Extracted records
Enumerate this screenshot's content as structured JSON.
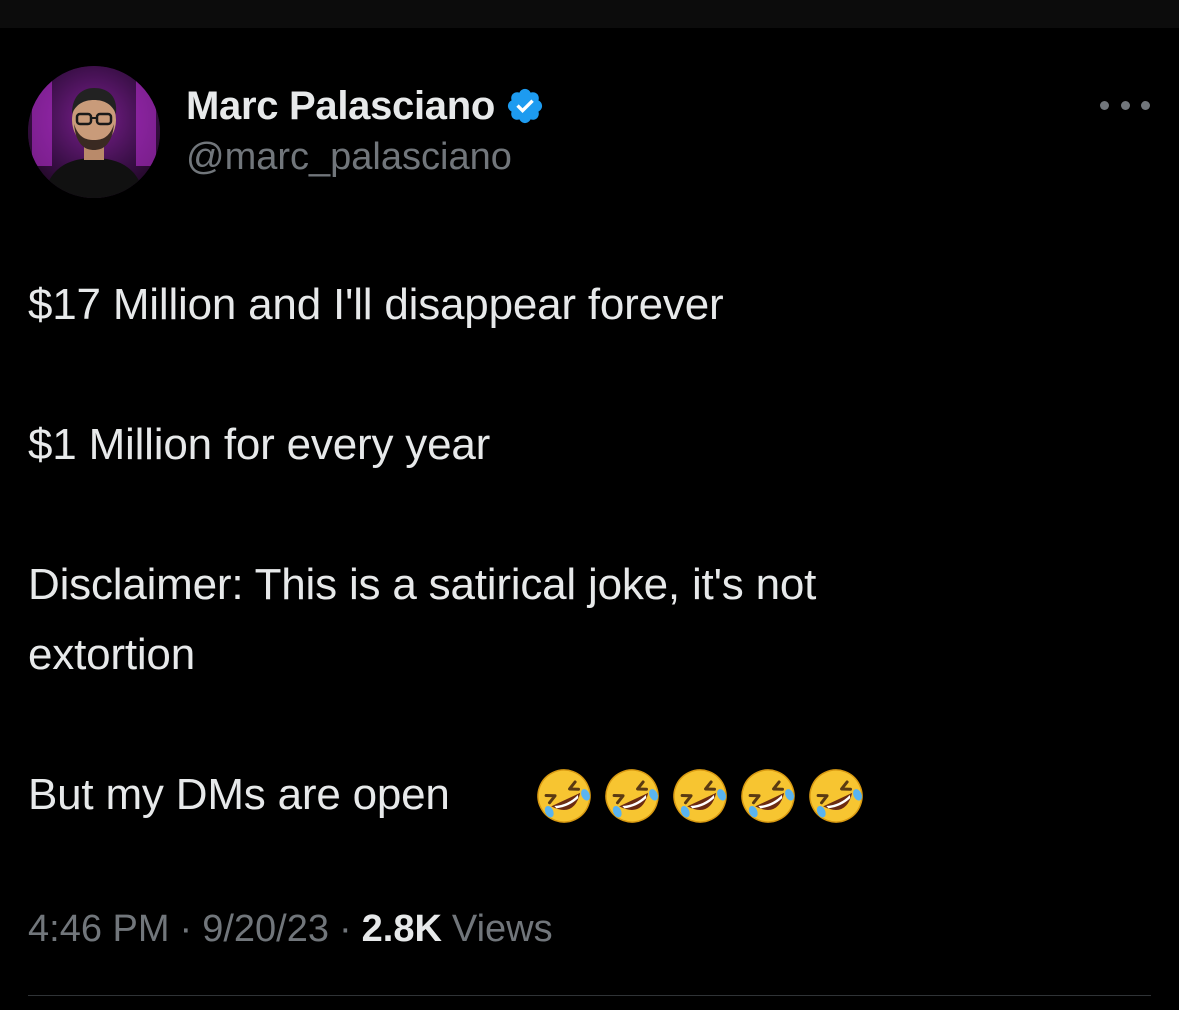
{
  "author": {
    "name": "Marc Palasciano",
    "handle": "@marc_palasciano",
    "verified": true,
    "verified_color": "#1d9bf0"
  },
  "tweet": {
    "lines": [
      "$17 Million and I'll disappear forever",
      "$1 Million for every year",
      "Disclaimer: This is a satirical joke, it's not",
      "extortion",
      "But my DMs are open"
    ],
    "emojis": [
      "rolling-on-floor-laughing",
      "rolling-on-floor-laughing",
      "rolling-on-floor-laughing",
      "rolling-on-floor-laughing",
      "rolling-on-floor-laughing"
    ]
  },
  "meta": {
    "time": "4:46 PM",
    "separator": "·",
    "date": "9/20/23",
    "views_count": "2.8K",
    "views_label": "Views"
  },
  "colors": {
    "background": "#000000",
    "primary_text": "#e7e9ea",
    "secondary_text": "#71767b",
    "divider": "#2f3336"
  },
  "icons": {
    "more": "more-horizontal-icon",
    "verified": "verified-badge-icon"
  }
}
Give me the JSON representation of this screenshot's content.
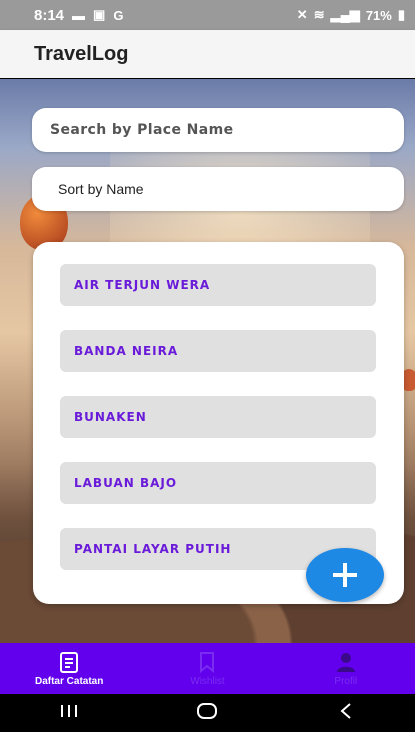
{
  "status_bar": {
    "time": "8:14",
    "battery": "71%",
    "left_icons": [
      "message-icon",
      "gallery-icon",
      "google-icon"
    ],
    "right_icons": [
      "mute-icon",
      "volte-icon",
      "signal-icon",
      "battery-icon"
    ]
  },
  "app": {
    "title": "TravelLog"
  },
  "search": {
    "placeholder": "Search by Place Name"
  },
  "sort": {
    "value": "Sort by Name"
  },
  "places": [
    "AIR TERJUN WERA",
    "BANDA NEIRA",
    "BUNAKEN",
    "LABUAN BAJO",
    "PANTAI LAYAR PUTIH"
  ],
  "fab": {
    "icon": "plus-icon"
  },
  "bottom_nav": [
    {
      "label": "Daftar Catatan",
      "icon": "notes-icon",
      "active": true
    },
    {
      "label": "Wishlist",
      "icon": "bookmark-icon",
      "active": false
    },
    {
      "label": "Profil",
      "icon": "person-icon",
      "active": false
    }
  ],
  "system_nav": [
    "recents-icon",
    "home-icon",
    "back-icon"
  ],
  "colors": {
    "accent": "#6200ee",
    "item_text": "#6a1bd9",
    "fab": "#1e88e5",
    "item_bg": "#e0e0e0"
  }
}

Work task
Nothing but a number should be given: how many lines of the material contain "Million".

Exercise solution
2